What the task requires: The complete set of records should be given again verbatim.

Input data:
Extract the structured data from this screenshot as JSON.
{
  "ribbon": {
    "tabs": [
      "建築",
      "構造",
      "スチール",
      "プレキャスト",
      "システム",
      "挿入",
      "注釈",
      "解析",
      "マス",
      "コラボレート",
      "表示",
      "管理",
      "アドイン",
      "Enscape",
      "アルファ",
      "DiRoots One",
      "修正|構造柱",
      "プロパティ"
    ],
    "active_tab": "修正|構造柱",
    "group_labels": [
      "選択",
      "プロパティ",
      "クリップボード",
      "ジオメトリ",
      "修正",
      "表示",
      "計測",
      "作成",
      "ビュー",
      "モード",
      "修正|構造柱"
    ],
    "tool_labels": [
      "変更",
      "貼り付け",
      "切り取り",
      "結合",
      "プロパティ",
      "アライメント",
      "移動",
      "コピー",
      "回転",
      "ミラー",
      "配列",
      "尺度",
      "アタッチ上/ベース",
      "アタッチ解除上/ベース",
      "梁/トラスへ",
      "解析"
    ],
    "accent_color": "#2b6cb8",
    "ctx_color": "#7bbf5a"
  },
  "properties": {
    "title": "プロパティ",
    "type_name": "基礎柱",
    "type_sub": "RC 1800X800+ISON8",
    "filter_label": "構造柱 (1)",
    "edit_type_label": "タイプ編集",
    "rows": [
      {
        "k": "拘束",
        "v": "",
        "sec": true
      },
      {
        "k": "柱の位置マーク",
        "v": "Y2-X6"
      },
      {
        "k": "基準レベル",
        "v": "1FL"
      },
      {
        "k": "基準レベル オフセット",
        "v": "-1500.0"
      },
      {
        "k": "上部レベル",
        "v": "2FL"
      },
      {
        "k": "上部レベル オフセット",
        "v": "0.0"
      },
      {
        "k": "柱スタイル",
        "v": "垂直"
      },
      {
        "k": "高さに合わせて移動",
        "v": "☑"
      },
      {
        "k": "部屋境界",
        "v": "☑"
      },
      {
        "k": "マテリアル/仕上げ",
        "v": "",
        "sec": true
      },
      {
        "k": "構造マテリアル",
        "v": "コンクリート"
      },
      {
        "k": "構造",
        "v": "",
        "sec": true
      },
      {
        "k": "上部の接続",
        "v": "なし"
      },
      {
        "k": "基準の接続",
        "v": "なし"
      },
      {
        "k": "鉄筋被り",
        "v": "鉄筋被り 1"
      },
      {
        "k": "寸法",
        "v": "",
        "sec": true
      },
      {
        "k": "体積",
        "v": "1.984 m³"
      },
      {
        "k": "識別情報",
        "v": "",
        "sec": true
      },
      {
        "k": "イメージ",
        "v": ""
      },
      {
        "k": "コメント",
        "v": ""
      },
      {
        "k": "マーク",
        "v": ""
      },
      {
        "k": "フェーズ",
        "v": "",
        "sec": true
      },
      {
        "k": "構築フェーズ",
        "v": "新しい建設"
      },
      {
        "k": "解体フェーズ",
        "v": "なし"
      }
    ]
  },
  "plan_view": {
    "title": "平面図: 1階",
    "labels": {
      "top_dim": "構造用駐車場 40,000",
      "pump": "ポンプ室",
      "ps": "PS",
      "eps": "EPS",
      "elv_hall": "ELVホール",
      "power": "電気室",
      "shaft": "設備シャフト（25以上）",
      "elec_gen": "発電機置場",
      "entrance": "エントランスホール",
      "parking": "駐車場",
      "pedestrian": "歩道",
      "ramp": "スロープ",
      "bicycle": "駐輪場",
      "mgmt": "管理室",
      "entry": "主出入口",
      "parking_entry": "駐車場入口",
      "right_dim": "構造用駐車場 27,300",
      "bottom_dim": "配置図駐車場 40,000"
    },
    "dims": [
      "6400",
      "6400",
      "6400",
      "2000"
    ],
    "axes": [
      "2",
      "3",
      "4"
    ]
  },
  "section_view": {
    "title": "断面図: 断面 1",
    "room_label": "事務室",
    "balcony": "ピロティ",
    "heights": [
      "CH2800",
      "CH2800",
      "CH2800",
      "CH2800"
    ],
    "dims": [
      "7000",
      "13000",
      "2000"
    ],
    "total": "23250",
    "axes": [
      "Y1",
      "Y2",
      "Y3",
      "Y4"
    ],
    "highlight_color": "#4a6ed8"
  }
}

Output of the task:
Extract the structured data from this screenshot as JSON.
{
  "ribbon": {
    "tabs": [
      "建築",
      "構造",
      "スチール",
      "プレキャスト",
      "システム",
      "挿入",
      "注釈",
      "解析",
      "マス",
      "コラボレート",
      "表示",
      "管理",
      "アドイン",
      "Enscape",
      "アルファ",
      "DiRoots One",
      "修正|構造柱",
      "プロパティ"
    ],
    "active_tab": "修正|構造柱",
    "group_labels": [
      "選択",
      "プロパティ",
      "クリップボード",
      "ジオメトリ",
      "修正",
      "表示",
      "計測",
      "作成",
      "ビュー",
      "モード",
      "修正|構造柱"
    ],
    "tool_labels": [
      "変更",
      "貼り付け",
      "切り取り",
      "結合",
      "プロパティ",
      "アライメント",
      "移動",
      "コピー",
      "回転",
      "ミラー",
      "配列",
      "尺度",
      "アタッチ上/ベース",
      "アタッチ解除上/ベース",
      "梁/トラスへ",
      "解析"
    ],
    "accent_color": "#2b6cb8",
    "ctx_color": "#7bbf5a"
  },
  "properties": {
    "title": "プロパティ",
    "type_name": "基礎柱",
    "type_sub": "RC 1800X800+ISON8",
    "filter_label": "構造柱 (1)",
    "edit_type_label": "タイプ編集",
    "rows": [
      {
        "k": "拘束",
        "v": "",
        "sec": true
      },
      {
        "k": "柱の位置マーク",
        "v": "Y2-X6"
      },
      {
        "k": "基準レベル",
        "v": "1FL"
      },
      {
        "k": "基準レベル オフセット",
        "v": "-1500.0"
      },
      {
        "k": "上部レベル",
        "v": "2FL"
      },
      {
        "k": "上部レベル オフセット",
        "v": "0.0"
      },
      {
        "k": "柱スタイル",
        "v": "垂直"
      },
      {
        "k": "高さに合わせて移動",
        "v": "☑"
      },
      {
        "k": "部屋境界",
        "v": "☑"
      },
      {
        "k": "マテリアル/仕上げ",
        "v": "",
        "sec": true
      },
      {
        "k": "構造マテリアル",
        "v": "コンクリート"
      },
      {
        "k": "構造",
        "v": "",
        "sec": true
      },
      {
        "k": "上部の接続",
        "v": "なし"
      },
      {
        "k": "基準の接続",
        "v": "なし"
      },
      {
        "k": "鉄筋被り",
        "v": "鉄筋被り 1"
      },
      {
        "k": "寸法",
        "v": "",
        "sec": true
      },
      {
        "k": "体積",
        "v": "1.984 m³"
      },
      {
        "k": "識別情報",
        "v": "",
        "sec": true
      },
      {
        "k": "イメージ",
        "v": ""
      },
      {
        "k": "コメント",
        "v": ""
      },
      {
        "k": "マーク",
        "v": ""
      },
      {
        "k": "フェーズ",
        "v": "",
        "sec": true
      },
      {
        "k": "構築フェーズ",
        "v": "新しい建設"
      },
      {
        "k": "解体フェーズ",
        "v": "なし"
      }
    ]
  },
  "plan_view": {
    "title": "平面図: 1階",
    "labels": {
      "top_dim": "構造用駐車場 40,000",
      "pump": "ポンプ室",
      "ps": "PS",
      "eps": "EPS",
      "elv_hall": "ELVホール",
      "power": "電気室",
      "shaft": "設備シャフト（25以上）",
      "elec_gen": "発電機置場",
      "entrance": "エントランスホール",
      "parking": "駐車場",
      "pedestrian": "歩道",
      "ramp": "スロープ",
      "bicycle": "駐輪場",
      "mgmt": "管理室",
      "entry": "主出入口",
      "parking_entry": "駐車場入口",
      "right_dim": "構造用駐車場 27,300",
      "bottom_dim": "配置図駐車場 40,000"
    },
    "dims": [
      "6400",
      "6400",
      "6400",
      "2000"
    ],
    "axes": [
      "2",
      "3",
      "4"
    ]
  },
  "section_view": {
    "title": "断面図: 断面 1",
    "room_label": "事務室",
    "balcony": "ピロティ",
    "heights": [
      "CH2800",
      "CH2800",
      "CH2800",
      "CH2800"
    ],
    "dims": [
      "7000",
      "13000",
      "2000"
    ],
    "total": "23250",
    "axes": [
      "Y1",
      "Y2",
      "Y3",
      "Y4"
    ],
    "highlight_color": "#4a6ed8"
  }
}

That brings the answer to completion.